Bangladesh head coach Steve Rhodes said that playing wickets produced in the Bangladesh Premier League (BPL) 2019 suggest it is far from an ideal preparation for the upcoming tour of New Zealand. He told the reporters on Friday.
The pitches in which the matches of the BPL are being played had already raised a question whether it could give the Bangladeshi players an ideal preparation for their upcoming series against New Zealand in which they would visit for a full bilateral series just after the completion of the cash-rich BPL tournament.Steve Rhodes is seemingly dropping the idea of spending a holiday back at home and while he has been observing the tournament, he didn’t quite give a different opinion regarding the pitches and accepted the general perception.
Bangladesh will travel to New Zealand in February to play three Tests and three one-day internationals along with two Twenty20 international matches.
On Friday at Sylhet International Cricket Stadium, Steve Rhodes commented to draw out the fact that the BPL is not an ideal preparation for the New Zealand tour.
“Let’s keep that quiet from the New Zealanders that we’ve been playing on these wickets. It’s far from an ideal preparation, the way that we go straight from the BPL into ODIs in New Zealand,’’ said Rhodes.
“We know that the preparation is going to be very rushed for the ODIs against New Zealand but we’ll put up with that and we’ll give it our best shot and try and win the games that are put in front of us. The Test boys are different. The specialist Test guys got a little bit longer to prepare and acclimatize in New Zealand, so that shouldn’t be a problem,’’ he said.
The wicket of BPL had been the major the talk of the town since the beginning of the sixth edition of the tournament as it hardly produced enough runs on the board initially and though it is proving to be wrong at later stages, there are questions regarding pace and bounces due to lack of grass.On the contrary Bangladesh will be facing the New Zealander in grassy wickets with enough bounce on it.
On comparing the pitch conditions of New Zealand to Bangladesh’s, Steve Rhodes spoke about how it can affect the batsmen.
“It probably doesn’t test the bowlers enough, these conditions. It certainly tests the batsmen. I’ve got no problems with the grounds-men in Bangladesh; they’re trying their best to produce the best possible wickets for T20 cricket,’’ said Rhodes.

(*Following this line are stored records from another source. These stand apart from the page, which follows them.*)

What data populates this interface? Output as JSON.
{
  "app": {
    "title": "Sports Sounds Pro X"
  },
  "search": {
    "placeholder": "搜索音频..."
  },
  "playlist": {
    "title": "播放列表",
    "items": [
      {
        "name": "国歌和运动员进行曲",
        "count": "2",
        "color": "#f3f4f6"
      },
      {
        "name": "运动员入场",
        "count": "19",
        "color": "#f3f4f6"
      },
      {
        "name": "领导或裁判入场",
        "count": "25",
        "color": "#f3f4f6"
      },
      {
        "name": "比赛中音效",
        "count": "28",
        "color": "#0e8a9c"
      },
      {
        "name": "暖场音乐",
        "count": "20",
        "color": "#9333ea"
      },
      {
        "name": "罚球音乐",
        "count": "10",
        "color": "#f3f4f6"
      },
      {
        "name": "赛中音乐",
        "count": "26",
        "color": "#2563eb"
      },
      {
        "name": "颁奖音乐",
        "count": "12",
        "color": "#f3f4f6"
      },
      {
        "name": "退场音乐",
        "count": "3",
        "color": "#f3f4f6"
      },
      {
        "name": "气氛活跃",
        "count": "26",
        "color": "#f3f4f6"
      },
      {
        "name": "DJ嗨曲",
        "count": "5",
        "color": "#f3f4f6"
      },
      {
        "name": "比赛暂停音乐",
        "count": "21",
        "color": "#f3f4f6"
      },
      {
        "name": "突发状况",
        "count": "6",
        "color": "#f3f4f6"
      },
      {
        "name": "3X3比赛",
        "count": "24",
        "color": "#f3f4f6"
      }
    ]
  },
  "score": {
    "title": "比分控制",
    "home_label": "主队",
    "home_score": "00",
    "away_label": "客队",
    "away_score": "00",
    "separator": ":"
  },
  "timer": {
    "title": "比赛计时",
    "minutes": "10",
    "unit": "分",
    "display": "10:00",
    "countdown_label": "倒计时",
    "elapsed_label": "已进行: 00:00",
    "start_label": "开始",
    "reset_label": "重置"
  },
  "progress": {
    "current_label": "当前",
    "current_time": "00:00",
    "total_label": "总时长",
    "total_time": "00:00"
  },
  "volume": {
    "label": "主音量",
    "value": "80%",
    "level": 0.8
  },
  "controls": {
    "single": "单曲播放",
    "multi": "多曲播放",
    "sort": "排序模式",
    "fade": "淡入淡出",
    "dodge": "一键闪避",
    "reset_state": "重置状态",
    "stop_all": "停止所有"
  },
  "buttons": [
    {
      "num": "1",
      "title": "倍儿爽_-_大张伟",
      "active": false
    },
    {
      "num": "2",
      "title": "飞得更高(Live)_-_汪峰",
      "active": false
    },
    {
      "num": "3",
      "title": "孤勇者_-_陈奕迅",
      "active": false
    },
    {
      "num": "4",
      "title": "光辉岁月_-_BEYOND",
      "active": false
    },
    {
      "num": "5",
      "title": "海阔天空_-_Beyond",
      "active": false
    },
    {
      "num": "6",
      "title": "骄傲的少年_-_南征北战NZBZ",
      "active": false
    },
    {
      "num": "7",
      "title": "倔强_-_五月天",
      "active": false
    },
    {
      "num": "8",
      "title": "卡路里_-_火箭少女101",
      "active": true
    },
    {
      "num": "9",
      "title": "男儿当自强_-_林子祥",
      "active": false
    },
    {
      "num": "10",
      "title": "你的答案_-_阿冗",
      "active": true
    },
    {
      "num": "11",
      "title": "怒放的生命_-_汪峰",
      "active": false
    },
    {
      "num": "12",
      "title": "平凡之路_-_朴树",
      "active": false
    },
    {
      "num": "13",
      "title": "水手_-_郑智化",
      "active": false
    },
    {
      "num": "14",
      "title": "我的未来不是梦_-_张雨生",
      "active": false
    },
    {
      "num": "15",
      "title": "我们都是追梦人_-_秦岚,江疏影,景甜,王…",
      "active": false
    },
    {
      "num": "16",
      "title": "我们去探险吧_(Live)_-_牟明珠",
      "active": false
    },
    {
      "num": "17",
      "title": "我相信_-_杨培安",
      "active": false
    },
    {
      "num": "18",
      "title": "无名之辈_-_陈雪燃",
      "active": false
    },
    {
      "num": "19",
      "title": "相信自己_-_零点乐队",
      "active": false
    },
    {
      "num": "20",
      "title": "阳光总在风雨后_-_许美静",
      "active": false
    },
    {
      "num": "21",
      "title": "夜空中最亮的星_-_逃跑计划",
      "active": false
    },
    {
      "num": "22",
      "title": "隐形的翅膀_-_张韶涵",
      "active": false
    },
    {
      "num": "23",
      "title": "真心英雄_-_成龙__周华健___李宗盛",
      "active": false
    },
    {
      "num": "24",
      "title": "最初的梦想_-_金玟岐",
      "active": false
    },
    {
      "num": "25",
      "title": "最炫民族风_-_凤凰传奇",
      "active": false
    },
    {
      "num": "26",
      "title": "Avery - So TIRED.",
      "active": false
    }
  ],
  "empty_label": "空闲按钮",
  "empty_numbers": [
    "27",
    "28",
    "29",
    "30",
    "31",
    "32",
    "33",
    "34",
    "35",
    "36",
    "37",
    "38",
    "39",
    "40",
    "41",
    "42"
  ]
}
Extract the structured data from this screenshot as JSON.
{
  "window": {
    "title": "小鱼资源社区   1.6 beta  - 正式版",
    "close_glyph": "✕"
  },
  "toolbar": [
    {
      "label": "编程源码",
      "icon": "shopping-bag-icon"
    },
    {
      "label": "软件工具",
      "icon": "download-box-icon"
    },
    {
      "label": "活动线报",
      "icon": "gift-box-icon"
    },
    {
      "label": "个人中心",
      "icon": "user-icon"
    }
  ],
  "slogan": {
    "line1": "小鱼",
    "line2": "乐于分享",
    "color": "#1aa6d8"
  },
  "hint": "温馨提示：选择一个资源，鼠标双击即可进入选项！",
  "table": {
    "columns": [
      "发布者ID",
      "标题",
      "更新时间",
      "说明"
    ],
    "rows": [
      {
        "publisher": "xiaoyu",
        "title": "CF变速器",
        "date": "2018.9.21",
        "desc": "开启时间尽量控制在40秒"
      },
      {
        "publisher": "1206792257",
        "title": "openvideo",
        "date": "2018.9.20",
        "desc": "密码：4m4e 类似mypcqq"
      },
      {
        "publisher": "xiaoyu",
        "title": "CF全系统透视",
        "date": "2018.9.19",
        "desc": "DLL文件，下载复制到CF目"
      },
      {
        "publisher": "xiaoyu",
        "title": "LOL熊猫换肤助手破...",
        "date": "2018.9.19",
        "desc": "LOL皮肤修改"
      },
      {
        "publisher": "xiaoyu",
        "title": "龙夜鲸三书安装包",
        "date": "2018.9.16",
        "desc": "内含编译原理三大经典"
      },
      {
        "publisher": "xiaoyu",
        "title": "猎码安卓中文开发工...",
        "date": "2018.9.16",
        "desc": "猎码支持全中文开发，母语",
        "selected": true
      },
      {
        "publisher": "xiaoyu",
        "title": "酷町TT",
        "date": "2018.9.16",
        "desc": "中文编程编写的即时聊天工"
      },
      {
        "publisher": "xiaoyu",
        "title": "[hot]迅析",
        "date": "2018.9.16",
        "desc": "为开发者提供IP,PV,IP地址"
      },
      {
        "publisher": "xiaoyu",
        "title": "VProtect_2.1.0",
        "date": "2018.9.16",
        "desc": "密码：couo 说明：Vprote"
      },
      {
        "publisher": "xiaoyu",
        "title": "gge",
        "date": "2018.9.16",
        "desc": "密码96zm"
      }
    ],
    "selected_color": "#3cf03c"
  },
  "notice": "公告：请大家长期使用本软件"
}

“They’ve played a lot of cricket in Sylhet, Mirpur and Chittagong. So we’re at the stage of the season when the actual squares are getting beaten up quite bad. Ideally, leaving a little bit more grass on the wicket would certainly help. To some of the Bangladeshi spinners, they probably wouldn’t like that but it would make the ball come on the bat probably a little bit more,’’ he said.
“The grounds-men here did a fine job in the last game played because the wicket came on a little bit more as it had a bit more grass and if you wet the wicket a little bit and rolled it in, suddenly we were getting some decent scores,” added Rhodes.
“In the match where Liton Das and Sabbir Rahman opened the batting, the ball came on nicely, especially with the dew. That was a show of what can be produced. I think if we can try and get more wickets like that, leaving in a little bit more grass will help,’’ concluded Rhodes.